For decades researchers have recorded sounds from whales and other marine mammals, using a variety of methods including passive acoustic monitoring (PAM) to better understand how these animals use sound to interact with each other and with the environment. Now, for the first time, researchers report using this technology to record spawning cod in the wild.
Acoustic behavior in cod has been of interest for several decades, but few studies have observed their use of sound as part of reproductive behavior.
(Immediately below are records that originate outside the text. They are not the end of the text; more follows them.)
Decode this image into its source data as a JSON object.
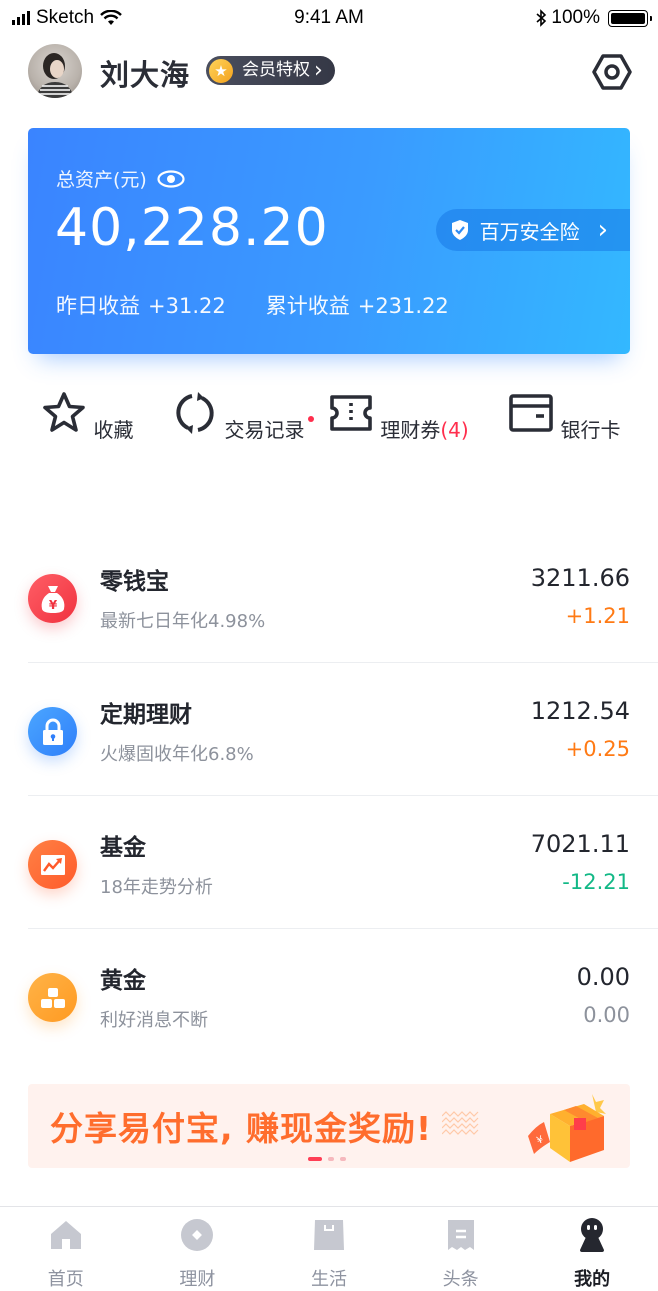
{
  "status_bar": {
    "carrier": "Sketch",
    "time": "9:41 AM",
    "battery": "100%"
  },
  "header": {
    "user_name": "刘大海",
    "vip_label": "会员特权",
    "vip_chevron": "›"
  },
  "asset_card": {
    "label": "总资产(元)",
    "total": "40,228.20",
    "insurance_label": "百万安全险",
    "insurance_chevron": "›",
    "yesterday_label": "昨日收益",
    "yesterday_value": "+31.22",
    "cumulative_label": "累计收益",
    "cumulative_value": "+231.22"
  },
  "quick_actions": [
    {
      "label": "收藏",
      "icon": "star-icon"
    },
    {
      "label": "交易记录",
      "icon": "refresh-icon",
      "has_dot": true
    },
    {
      "label": "理财券",
      "count": "(4)",
      "icon": "ticket-icon"
    },
    {
      "label": "银行卡",
      "icon": "card-icon"
    }
  ],
  "products": [
    {
      "title": "零钱宝",
      "subtitle": "最新七日年化4.98%",
      "amount": "3211.66",
      "change": "+1.21",
      "change_color": "#ff7a14",
      "icon": "money-bag-icon",
      "icon_color": "#f5424f"
    },
    {
      "title": "定期理财",
      "subtitle": "火爆固收年化6.8%",
      "amount": "1212.54",
      "change": "+0.25",
      "change_color": "#ff7a14",
      "icon": "lock-icon",
      "icon_color": "#3a8ffd"
    },
    {
      "title": "基金",
      "subtitle": "18年走势分析",
      "amount": "7021.11",
      "change": "-12.21",
      "change_color": "#12b886",
      "icon": "trend-chart-icon",
      "icon_color": "#ff6a33"
    },
    {
      "title": "黄金",
      "subtitle": "利好消息不断",
      "amount": "0.00",
      "change": "0.00",
      "change_color": "#8d929c",
      "icon": "gold-bars-icon",
      "icon_color": "#ffa330"
    }
  ],
  "banner": {
    "text": "分享易付宝, 赚现金奖励!",
    "slide_count": 3,
    "active_slide": 1
  },
  "tab_bar": [
    {
      "label": "首页",
      "icon": "home-icon",
      "active": false
    },
    {
      "label": "理财",
      "icon": "coin-icon",
      "active": false
    },
    {
      "label": "生活",
      "icon": "shopping-bag-icon",
      "active": false
    },
    {
      "label": "头条",
      "icon": "news-icon",
      "active": false
    },
    {
      "label": "我的",
      "icon": "profile-icon",
      "active": true
    }
  ],
  "colors": {
    "brand_blue": "#3a8fff",
    "accent_red": "#ff2e4d",
    "gain_orange": "#ff7a14",
    "loss_green": "#12b886",
    "text_dark": "#23262e",
    "text_muted": "#8d929c"
  }
}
Although both sexes produce low frequency “grunts”, only male Atlantic cod make this sound during spawning season.
Researchers from NOAA‘s Northeast Fisheries Science Center (NEFSC) and their colleagues from the Massachusetts Division of Marine Fisheries (DMF), Stellwagen Bank National Marine Sanctuary (SBNMS), School of Marine Science & Technology at UMass Dartmouth (SMAST), and Cornell University’s Bioacoustics Research Program recently reported their findings, online, in the ICES Journal of Marine Science.
“Few current coastal cod spawning sites are known, especially given historical data that indicate many cod spawning sites once existed along the New England coast. Passive acoustics makes locating potential sites much easier.” said study co-author Sofie Van Parijs, who heads the passive acoustics group at NOAA Fisheries’ Woods Hole Laboratory.
The findings have implications for conservation and management of this iconic species and possibly for other recreational and commercial fish species. Species in more than 100 families of fish are known to produce sounds. The cod family contains several sound-producing species, including haddock (Melanogrammus aeglefinus), pollock (Pollachius virens) and Atlantic cod (Gadus morhua).
The researchers report on a 2011 pilot study in northern Massachusetts Bay. A single marine autonomous recording unit (MARU) was deployed at a depth of 51 meters (168 feet) within a seasonal fishery closure area established to protect a coastal cod spawning aggregation.
The MARU recorded continuously for 75 days during the spring spawning season, with the acoustic sounds confirmed as cod grunts. Cod were also captured in the vicinity of the MARU as part of a tagging study being conducted concurrenty at that time by the Massachusetts Division of Marine Fisheries (DMF) confirming that cod were present.
Male cod grunts were recorded on 98 percent of the recording days. The grunts, were most often heard during daylight hours, and were most common in late May and early June. The MARU was deployed from April 14 through June 27
“We acoustically captured the start of the 2011 spawning period but not the end,” said Van Parijs. “Future deployments of multiple MARUs over larger areas and in conjunction with tagging studies could help determine movement patterns of cod in the spring, and give a better picture of how cod are distributed within the spawning protection area. In addition, underwater cameras could provide insight into the structure of the spawning aggregation.”
Atlantic cod are known to gather in high concentrations in very small areas to spawn, sometimes forming vertical columns or “haystacks”. They often return to the same location to spawn, a behavior known as spawning site fidelity.
In the spring of 2012, the researchers deployed an array of nine MARUs in the same area as the 2011 pilot study to record cod acoustics through an entire spawning season and over a larger area.
Lead study author Keith Hernandez, formerly a researcher in Van Parijs’ group at NEFSC and now a graduate student at Moss Landing Marine Laboratories in California, says human-produced sounds might mask cod grunts in coastal areas with high human activity, an issue of concern since grunts and other sounds can be used to advertise for females and warn off competitors.
The next steps for passive acoustic monitoring are to explore the size and extent of known cod aggregations, and to locate other spawning aggregations in the Gulf of Maine and Georges Bank region. Researchers also need to determine if the grunt data can be used to develop an index of relative cod abundance.
“We’re already looking at the acoustic data we’ve collected from other projects in the region, including the Ocean Noise Budget in the Stellwagen Bank National Marine Sanctuary and other offshore monitoring studies,” said Van Parijs. “We continue to work with colleagues at the Mass DMF, whose cod tagging studies contribute core information and complement federal efforts.”
The study was funded by NOAA’s Ocean Acoustics Program.